Goal of the exercise
Select and copy out every line in the records containing "history".

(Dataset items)

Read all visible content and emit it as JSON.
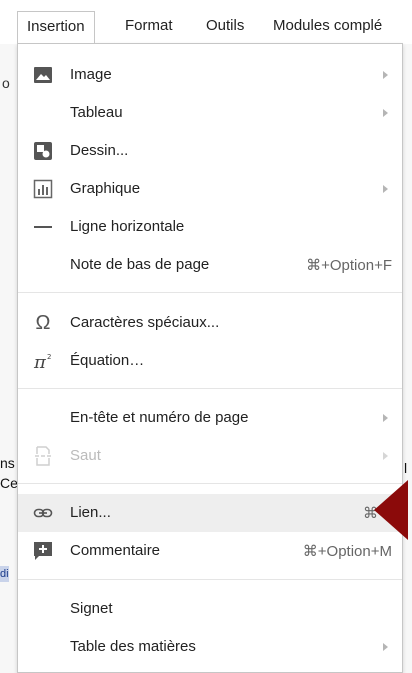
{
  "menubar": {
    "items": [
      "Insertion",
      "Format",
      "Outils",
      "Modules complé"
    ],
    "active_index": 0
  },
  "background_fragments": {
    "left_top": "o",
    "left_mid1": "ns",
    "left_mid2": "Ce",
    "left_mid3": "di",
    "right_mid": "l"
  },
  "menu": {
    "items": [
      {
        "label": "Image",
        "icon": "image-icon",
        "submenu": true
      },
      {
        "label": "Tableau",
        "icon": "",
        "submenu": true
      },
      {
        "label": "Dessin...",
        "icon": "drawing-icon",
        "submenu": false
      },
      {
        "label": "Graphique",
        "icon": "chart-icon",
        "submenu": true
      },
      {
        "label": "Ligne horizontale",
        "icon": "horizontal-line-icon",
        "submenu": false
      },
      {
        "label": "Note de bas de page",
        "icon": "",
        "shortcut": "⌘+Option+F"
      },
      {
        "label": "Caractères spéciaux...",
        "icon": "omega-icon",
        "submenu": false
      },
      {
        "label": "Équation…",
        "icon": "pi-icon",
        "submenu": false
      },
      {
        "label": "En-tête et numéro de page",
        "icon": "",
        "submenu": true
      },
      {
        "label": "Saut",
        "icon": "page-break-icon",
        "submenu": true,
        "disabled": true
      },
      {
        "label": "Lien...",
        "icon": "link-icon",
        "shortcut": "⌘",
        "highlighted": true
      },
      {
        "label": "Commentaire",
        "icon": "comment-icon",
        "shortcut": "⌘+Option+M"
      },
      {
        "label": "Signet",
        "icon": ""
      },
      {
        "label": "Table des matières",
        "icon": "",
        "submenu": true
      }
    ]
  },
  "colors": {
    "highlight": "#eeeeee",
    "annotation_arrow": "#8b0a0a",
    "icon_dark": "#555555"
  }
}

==

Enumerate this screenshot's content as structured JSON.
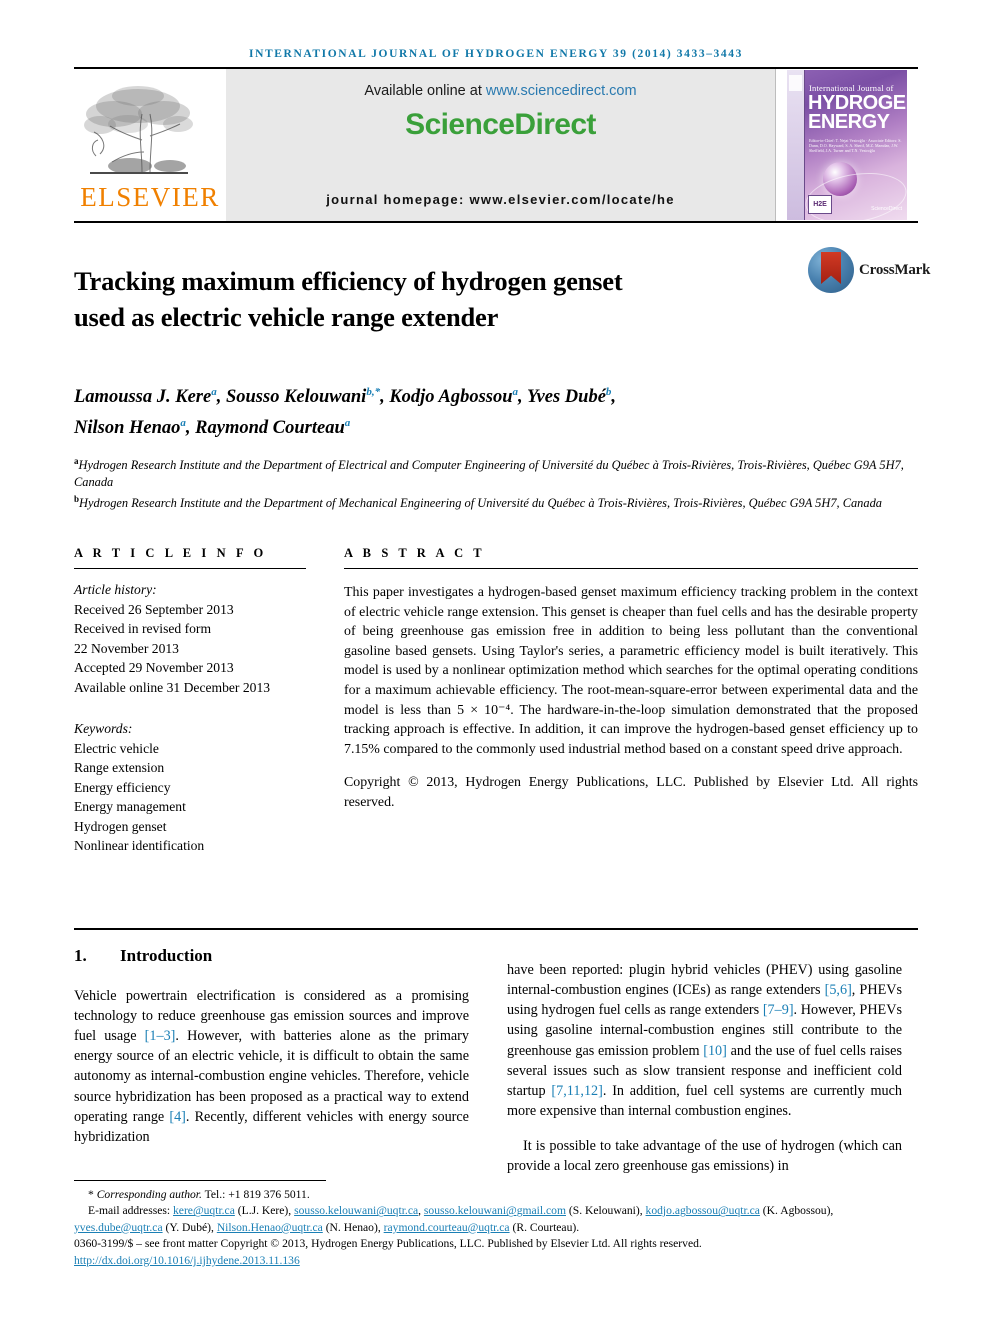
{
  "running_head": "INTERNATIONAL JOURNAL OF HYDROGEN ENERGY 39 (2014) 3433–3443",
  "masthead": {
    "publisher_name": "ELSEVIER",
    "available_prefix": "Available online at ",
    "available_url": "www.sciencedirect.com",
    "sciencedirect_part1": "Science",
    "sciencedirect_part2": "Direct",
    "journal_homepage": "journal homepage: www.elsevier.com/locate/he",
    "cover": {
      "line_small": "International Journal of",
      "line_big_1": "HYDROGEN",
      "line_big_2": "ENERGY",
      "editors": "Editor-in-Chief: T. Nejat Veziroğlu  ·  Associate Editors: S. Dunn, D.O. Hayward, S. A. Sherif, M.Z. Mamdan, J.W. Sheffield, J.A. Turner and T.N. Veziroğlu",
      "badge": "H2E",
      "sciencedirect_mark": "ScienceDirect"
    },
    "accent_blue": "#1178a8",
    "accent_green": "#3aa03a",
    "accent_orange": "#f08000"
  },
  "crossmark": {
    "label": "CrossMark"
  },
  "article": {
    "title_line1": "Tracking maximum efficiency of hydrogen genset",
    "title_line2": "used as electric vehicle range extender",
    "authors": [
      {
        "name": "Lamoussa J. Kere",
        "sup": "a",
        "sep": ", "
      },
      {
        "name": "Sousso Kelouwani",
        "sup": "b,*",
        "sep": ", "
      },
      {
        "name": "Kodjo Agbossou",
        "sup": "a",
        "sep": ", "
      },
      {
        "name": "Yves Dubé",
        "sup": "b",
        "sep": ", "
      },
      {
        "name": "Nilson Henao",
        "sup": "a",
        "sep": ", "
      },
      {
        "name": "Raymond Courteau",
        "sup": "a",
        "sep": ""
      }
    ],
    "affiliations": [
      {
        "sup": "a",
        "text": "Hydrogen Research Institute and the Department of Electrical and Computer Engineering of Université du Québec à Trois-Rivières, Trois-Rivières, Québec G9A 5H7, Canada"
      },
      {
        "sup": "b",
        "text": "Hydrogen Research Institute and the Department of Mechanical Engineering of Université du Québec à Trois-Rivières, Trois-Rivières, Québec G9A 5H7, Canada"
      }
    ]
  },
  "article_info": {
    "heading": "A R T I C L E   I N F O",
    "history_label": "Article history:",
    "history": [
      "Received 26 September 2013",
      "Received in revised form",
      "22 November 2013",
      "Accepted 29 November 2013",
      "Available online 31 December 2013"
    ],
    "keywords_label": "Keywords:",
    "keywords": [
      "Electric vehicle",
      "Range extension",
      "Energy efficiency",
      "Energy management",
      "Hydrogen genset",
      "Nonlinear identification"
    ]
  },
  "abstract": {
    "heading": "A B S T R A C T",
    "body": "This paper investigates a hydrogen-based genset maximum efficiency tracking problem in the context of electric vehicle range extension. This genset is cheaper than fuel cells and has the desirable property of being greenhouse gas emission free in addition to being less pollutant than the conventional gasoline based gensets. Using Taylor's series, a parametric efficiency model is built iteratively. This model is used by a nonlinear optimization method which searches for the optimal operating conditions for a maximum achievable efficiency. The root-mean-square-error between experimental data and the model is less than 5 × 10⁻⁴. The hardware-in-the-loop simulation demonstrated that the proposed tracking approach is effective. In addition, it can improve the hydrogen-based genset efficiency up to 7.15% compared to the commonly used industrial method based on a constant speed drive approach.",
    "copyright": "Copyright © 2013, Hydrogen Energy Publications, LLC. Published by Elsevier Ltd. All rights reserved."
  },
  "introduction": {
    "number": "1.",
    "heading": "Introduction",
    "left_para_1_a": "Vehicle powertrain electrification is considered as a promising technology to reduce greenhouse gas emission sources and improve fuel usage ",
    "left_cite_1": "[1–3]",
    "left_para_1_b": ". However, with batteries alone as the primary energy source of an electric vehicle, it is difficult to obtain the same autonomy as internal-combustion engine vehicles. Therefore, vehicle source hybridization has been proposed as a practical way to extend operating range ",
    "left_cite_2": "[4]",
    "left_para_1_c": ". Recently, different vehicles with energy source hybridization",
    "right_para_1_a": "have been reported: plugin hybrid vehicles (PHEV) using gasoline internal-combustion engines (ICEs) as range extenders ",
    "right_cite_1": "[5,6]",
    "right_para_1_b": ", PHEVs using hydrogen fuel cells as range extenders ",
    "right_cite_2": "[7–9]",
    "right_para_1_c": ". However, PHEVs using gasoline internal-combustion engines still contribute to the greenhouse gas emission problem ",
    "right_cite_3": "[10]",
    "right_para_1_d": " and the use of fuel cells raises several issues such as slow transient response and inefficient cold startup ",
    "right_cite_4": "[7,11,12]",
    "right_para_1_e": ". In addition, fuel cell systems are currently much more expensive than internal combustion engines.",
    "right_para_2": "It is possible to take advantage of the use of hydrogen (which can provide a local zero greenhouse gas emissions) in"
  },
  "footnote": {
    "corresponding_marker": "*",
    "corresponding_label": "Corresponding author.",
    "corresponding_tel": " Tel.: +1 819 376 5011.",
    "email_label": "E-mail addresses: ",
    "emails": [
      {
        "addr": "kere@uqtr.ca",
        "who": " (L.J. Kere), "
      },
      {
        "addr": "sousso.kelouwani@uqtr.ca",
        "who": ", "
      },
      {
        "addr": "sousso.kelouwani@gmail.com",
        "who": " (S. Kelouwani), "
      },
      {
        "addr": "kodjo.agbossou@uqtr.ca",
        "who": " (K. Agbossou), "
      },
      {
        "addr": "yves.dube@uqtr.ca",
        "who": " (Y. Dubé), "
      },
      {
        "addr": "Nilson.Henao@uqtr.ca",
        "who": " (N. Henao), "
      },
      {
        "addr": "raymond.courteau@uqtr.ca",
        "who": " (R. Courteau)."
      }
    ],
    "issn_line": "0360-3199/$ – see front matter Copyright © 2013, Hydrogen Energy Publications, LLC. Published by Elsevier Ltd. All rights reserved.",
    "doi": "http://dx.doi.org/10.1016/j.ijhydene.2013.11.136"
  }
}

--

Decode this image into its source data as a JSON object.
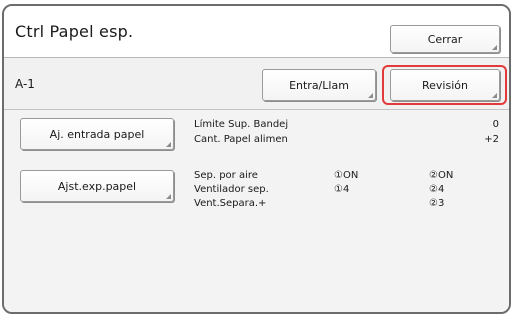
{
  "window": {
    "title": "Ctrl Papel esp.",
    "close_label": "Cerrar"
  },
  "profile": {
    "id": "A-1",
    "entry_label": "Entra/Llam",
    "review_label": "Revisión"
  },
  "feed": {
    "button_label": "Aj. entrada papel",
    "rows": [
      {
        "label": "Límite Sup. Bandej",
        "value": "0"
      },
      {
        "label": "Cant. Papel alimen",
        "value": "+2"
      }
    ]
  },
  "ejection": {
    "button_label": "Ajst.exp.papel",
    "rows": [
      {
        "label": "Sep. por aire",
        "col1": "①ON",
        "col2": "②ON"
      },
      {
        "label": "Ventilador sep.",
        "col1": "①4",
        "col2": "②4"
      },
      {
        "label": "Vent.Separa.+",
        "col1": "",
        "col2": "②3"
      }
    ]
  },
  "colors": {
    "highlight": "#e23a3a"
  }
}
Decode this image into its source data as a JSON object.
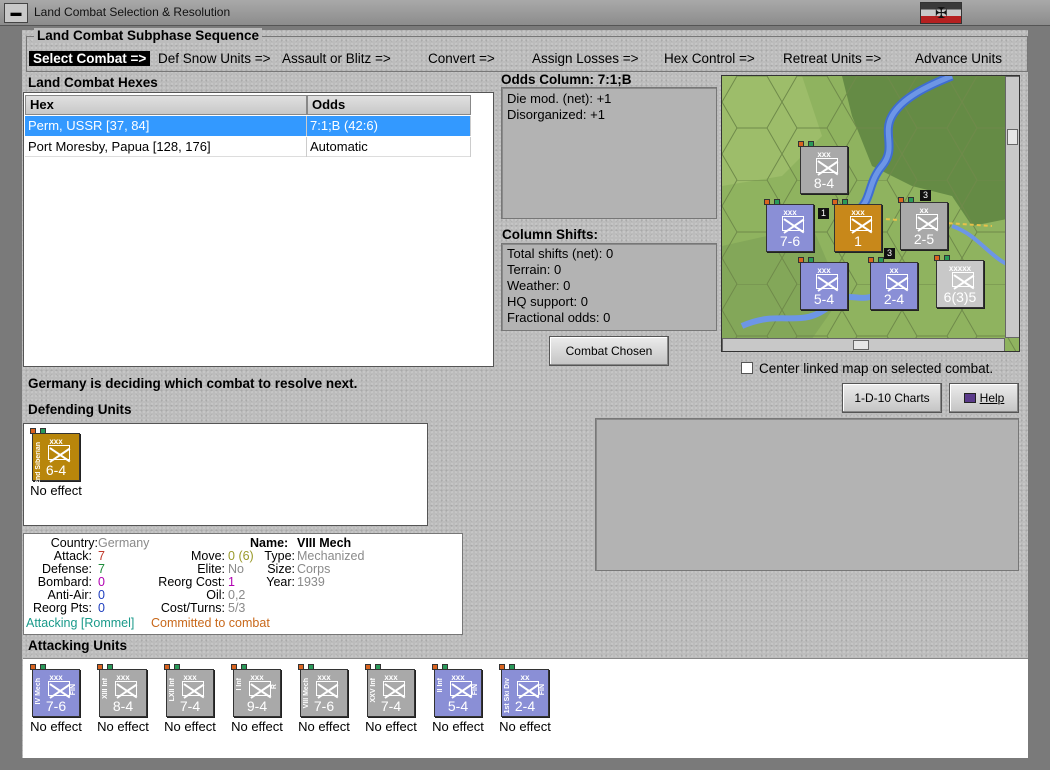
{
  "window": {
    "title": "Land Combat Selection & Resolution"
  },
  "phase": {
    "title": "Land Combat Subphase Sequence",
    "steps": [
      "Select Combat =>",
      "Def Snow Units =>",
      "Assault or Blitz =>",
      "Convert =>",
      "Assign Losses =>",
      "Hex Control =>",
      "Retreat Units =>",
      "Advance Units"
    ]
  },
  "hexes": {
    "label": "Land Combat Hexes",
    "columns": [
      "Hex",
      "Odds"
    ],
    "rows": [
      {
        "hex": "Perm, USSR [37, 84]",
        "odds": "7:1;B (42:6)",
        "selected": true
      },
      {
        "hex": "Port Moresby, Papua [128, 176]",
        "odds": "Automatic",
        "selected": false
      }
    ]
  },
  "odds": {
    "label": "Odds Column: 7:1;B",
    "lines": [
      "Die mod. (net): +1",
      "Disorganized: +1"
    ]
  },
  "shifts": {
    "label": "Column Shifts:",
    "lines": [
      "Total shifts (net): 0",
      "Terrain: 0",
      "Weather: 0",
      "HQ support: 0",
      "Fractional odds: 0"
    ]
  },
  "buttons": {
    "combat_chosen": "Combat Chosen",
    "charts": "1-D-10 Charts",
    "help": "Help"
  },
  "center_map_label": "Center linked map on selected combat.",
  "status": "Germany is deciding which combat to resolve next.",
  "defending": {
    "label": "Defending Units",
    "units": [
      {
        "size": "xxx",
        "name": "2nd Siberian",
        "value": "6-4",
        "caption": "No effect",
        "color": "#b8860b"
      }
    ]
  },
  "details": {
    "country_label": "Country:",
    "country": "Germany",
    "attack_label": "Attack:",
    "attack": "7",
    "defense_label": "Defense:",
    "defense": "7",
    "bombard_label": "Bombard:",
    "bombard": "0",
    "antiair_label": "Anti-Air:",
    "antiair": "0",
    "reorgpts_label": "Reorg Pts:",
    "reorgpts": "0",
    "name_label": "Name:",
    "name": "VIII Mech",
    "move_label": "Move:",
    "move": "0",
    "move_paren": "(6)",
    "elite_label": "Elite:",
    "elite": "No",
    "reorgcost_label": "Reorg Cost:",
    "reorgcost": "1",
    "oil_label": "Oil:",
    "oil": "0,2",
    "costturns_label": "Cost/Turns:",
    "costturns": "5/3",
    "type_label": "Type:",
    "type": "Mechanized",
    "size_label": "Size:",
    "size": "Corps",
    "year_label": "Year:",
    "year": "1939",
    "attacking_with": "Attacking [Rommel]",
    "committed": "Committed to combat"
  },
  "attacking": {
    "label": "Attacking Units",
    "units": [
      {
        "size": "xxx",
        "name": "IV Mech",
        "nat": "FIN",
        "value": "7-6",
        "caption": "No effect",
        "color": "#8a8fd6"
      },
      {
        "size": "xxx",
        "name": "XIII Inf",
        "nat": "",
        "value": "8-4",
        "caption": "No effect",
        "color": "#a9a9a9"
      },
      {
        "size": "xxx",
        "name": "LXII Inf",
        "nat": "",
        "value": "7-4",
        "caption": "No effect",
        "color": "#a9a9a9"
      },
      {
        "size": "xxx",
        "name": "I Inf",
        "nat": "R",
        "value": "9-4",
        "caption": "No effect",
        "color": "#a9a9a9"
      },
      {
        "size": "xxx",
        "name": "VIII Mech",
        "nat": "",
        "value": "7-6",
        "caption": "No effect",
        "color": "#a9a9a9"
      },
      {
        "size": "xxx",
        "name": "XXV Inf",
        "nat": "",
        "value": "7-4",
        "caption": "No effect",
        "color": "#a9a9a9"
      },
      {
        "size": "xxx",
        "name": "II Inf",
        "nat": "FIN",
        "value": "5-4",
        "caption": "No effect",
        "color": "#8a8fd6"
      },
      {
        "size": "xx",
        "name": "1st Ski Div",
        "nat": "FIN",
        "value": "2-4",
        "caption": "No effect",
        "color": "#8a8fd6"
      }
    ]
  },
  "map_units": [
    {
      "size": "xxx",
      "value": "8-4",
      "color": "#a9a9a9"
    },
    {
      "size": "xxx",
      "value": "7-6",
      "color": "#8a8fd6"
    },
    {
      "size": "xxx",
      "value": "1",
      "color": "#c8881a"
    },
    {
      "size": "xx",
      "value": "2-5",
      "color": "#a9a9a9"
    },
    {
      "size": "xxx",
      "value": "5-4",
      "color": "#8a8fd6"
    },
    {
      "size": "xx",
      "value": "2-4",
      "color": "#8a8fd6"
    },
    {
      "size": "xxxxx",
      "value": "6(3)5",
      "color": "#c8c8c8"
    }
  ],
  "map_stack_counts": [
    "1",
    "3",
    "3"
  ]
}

Task response
    "history_label": "Article history:",
    "history": [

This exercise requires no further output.